Although the women in our study were not asked specifically if refusal to participate was due to concern for return of severe menopausal symptoms, the work of others would suggest that indeed this is commonly the case. 20, 21
Observational studies show that among women who have been on HT for over 1 year and try to quit, 25% resume HT within 6 months. 22
Ness and colleagues reported that reasons for continued HT use included severe symptoms (34%), personal preference (10%), gynecologist recommended (9%), not documented (11%) and other (3%).21
Although these studies did not specifically address reasons associated with refusal to stop HT for short durations, they suggest that women continue HT use predominantly because of intolerable symptoms, despite known risks. Most likely women who continued or started to use HT following the WHI findings have already made a personal decision that symptom-benefits outweigh risks and potentially they view their personal risks as relatively low.
Others have shown that women who have had a hysterectomy are less likely to quit ET 20
as compared to women who have not had a hysterectomy and are using EPT. Contrary to these findings, we did not find that women taking EPT were more willing to discontinue use for 1–2 months prior to mammogram as compared to those women taking ET (p=0.18), although at baseline, more women overall were taking ET (62%) as compared to women taking EPT (38%). Interestingly, it is well recognized that the characteristics of women who take ET may vary from those of women who take EPT on multiple levels. Women who have had a hysterectomy are more likely to be nonwhite, have higher BMI, lower education and income, increased rates of hypertension, diabetes, hypercholesterolemia and depression, and to be less physically active (all P<0.01). 23,24

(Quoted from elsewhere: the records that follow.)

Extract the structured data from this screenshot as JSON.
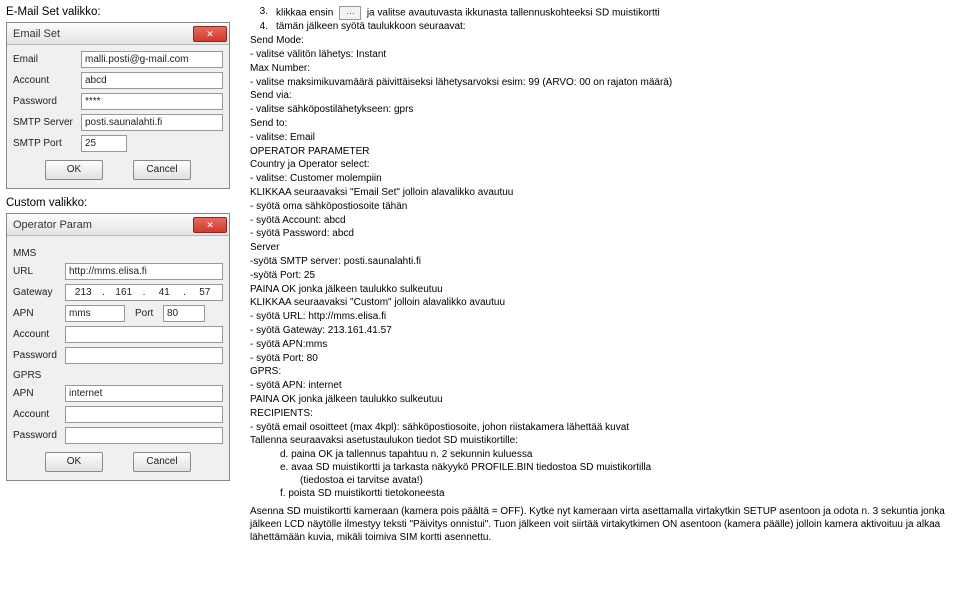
{
  "left": {
    "email_label": "E-Mail Set valikko:",
    "custom_label": "Custom valikko:"
  },
  "email_dlg": {
    "title": "Email Set",
    "email_lbl": "Email",
    "email_val": "malli.posti@g-mail.com",
    "account_lbl": "Account",
    "account_val": "abcd",
    "password_lbl": "Password",
    "password_val": "****",
    "smtp_lbl": "SMTP Server",
    "smtp_val": "posti.saunalahti.fi",
    "port_lbl": "SMTP Port",
    "port_val": "25",
    "ok": "OK",
    "cancel": "Cancel"
  },
  "op_dlg": {
    "title": "Operator Param",
    "mms_hd": "MMS",
    "url_lbl": "URL",
    "url_val": "http://mms.elisa.fi",
    "gw_lbl": "Gateway",
    "gw_a": "213",
    "gw_b": "161",
    "gw_c": "41",
    "gw_d": "57",
    "apn_lbl": "APN",
    "apn_val": "mms",
    "port_lbl": "Port",
    "port_val": "80",
    "acc_lbl": "Account",
    "pwd_lbl": "Password",
    "gprs_hd": "GPRS",
    "gapn_lbl": "APN",
    "gapn_val": "internet",
    "gacc_lbl": "Account",
    "gpwd_lbl": "Password",
    "ok": "OK",
    "cancel": "Cancel"
  },
  "instr": {
    "i3n": "3.",
    "i3t_a": "klikkaa ensin",
    "i3t_b": "ja valitse avautuvasta ikkunasta tallennuskohteeksi SD muistikortti",
    "i4n": "4.",
    "i4t": "tämän jälkeen syötä taulukkoon seuraavat:",
    "lines": [
      "Send Mode:",
      "- valitse välitön lähetys: Instant",
      "Max Number:",
      "- valitse maksimikuvamäärä päivittäiseksi lähetysarvoksi esim: 99 (ARVO: 00 on rajaton määrä)",
      "Send via:",
      "- valitse sähköpostilähetykseen: gprs",
      "Send to:",
      "- valitse: Email",
      "OPERATOR PARAMETER",
      "Country ja Operator select:",
      "- valitse: Customer molempiin",
      "KLIKKAA seuraavaksi \"Email Set\" jolloin alavalikko avautuu",
      "- syötä oma sähköpostiosoite tähän",
      "- syötä Account: abcd",
      " - syötä Password: abcd",
      "Server",
      "-syötä SMTP server: posti.saunalahti.fi",
      "-syötä Port: 25",
      "PAINA OK jonka jälkeen taulukko sulkeutuu",
      "KLIKKAA seuraavaksi \"Custom\" jolloin alavalikko avautuu",
      "- syötä URL: http://mms.elisa.fi",
      "- syötä Gateway: 213.161.41.57",
      "- syötä APN:mms",
      "- syötä Port: 80",
      "GPRS:",
      "- syötä APN: internet",
      "PAINA OK jonka jälkeen taulukko sulkeutuu",
      "RECIPIENTS:",
      "- syötä email osoitteet (max 4kpl): sähköpostiosoite, johon riistakamera lähettää kuvat",
      "Tallenna seuraavaksi asetustaulukon tiedot SD muistikortille:"
    ],
    "d": "d.   paina OK  ja tallennus tapahtuu n. 2 sekunnin kuluessa",
    "e": "e.   avaa SD muistikortti ja tarkasta näkyykö PROFILE.BIN tiedostoa SD muistikortilla",
    "e2": "(tiedostoa ei tarvitse avata!)",
    "f": "f.    poista SD muistikortti tietokoneesta",
    "final": "Asenna SD muistikortti kameraan (kamera pois päältä = OFF). Kytke nyt kameraan virta asettamalla virtakytkin SETUP asentoon ja odota n. 3 sekuntia jonka jälkeen LCD näytölle ilmestyy teksti \"Päivitys onnistui\". Tuon jälkeen voit siirtää virtakytkimen ON asentoon (kamera päälle) jolloin kamera aktivoituu ja alkaa lähettämään kuvia, mikäli toimiva SIM kortti asennettu."
  }
}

Despite these differences, we did not find major differences between those women willing to participate based on estrogen dose or type of HT use (ET versus EPT).
Our study has several limitations. We did not collect data on symptom severity before starting HT, as a number of women had been using HT for many years so we could not fully assess symptom severity as a reason for non-participation. We also did not assess women’s understanding regarding HT risks and benefits, or to what degree they had made an informed decision whether to participate or not, based on their understanding of risks.
Several strengths of the study are noted. Despite multiple publications regarding impact of HT discontinuation on breast density and possible mammographic performance, to our knowledge, no one has investigated women’s willingness to stop HT before screening mammogram. We were careful to maintain details regarding study non-participation. Very little is known about whether a woman would be willing to stop HT for 1–2 months if she might have improved breast cancer screening as a result. Although our study did not find improved recall rates among women who stop HT for 1–2 months before mammogram, versus women who continued HT use, we did find a decrease in breast density, particularly among women who stop HT use for 2 months. 25
If a larger study were to find improved accuracy of mammogram screening with short-term HT cessation, our study is an important reminder that many women are unwilling to stop HT regardless of potential benefits. Currently, targeting HT discontinuation before mammogram to a sub-population of women does not appear feasible as most characteristics between those willing to stop HT for 1–2 months and women unwilling to stop HT varied little. However, with additional patient education regarding breast cancer risks, it is unknown whether high-risk groups (i.e. women on EPT with a first degree relative with breast cancer) might be more willing to attempt short term HT cessation prior to mammogram.